[Items from an interface collection]
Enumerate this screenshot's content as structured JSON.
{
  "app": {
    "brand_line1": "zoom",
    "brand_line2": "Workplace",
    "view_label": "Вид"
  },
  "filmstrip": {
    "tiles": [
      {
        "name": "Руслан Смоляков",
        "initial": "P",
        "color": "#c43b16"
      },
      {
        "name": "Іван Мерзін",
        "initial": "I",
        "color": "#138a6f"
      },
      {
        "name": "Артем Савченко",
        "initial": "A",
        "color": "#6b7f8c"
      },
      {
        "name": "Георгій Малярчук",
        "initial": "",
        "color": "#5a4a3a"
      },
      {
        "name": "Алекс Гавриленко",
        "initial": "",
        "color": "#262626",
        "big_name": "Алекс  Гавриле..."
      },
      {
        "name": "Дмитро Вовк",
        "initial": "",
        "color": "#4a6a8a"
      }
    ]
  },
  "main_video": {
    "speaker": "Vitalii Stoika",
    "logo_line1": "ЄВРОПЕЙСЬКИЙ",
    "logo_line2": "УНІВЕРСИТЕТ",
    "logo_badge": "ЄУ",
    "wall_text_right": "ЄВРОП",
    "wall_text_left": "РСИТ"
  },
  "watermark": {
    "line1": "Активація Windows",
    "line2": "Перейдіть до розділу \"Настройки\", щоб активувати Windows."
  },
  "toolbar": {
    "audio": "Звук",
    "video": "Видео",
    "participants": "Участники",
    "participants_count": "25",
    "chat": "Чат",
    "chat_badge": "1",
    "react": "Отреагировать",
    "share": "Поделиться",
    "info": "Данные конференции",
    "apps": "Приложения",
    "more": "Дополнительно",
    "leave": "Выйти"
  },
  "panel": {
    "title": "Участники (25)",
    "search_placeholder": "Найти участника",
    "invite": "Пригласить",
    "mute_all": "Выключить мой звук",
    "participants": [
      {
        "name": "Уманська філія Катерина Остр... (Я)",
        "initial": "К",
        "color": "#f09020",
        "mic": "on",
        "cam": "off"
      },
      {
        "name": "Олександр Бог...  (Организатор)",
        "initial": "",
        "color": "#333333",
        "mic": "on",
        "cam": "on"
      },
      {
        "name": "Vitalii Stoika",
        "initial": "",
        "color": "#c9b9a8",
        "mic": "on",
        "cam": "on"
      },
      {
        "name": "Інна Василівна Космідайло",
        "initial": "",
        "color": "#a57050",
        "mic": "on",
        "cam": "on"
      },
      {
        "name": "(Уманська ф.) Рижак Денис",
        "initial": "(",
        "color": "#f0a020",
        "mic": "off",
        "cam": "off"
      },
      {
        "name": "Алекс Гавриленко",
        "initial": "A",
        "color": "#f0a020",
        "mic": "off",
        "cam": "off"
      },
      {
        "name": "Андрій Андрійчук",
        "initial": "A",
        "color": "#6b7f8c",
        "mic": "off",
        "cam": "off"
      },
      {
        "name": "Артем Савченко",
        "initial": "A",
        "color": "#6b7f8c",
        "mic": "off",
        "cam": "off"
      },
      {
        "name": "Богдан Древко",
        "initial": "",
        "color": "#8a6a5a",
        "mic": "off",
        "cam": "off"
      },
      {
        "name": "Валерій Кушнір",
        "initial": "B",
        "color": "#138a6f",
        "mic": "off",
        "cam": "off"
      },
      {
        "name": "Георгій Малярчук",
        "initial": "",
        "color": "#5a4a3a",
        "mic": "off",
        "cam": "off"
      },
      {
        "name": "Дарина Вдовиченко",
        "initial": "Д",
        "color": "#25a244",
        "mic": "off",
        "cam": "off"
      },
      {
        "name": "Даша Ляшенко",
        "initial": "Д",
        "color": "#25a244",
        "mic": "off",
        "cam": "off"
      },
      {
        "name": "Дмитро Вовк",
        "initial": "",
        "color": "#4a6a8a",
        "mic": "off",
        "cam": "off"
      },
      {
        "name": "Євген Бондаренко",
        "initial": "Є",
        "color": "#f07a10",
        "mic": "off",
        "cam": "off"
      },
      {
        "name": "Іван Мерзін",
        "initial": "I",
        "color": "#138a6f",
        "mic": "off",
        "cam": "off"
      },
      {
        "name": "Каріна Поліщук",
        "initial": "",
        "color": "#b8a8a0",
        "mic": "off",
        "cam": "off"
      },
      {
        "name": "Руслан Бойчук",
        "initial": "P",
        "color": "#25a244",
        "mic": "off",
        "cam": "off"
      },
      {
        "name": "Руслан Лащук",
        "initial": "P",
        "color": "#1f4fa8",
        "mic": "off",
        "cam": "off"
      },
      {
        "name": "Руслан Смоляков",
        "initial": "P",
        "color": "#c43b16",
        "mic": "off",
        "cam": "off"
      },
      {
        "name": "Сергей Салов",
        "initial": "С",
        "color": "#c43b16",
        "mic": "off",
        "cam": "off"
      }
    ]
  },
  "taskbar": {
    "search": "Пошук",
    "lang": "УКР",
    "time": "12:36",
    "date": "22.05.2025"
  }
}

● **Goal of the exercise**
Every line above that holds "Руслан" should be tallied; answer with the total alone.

● **Problem solution**
4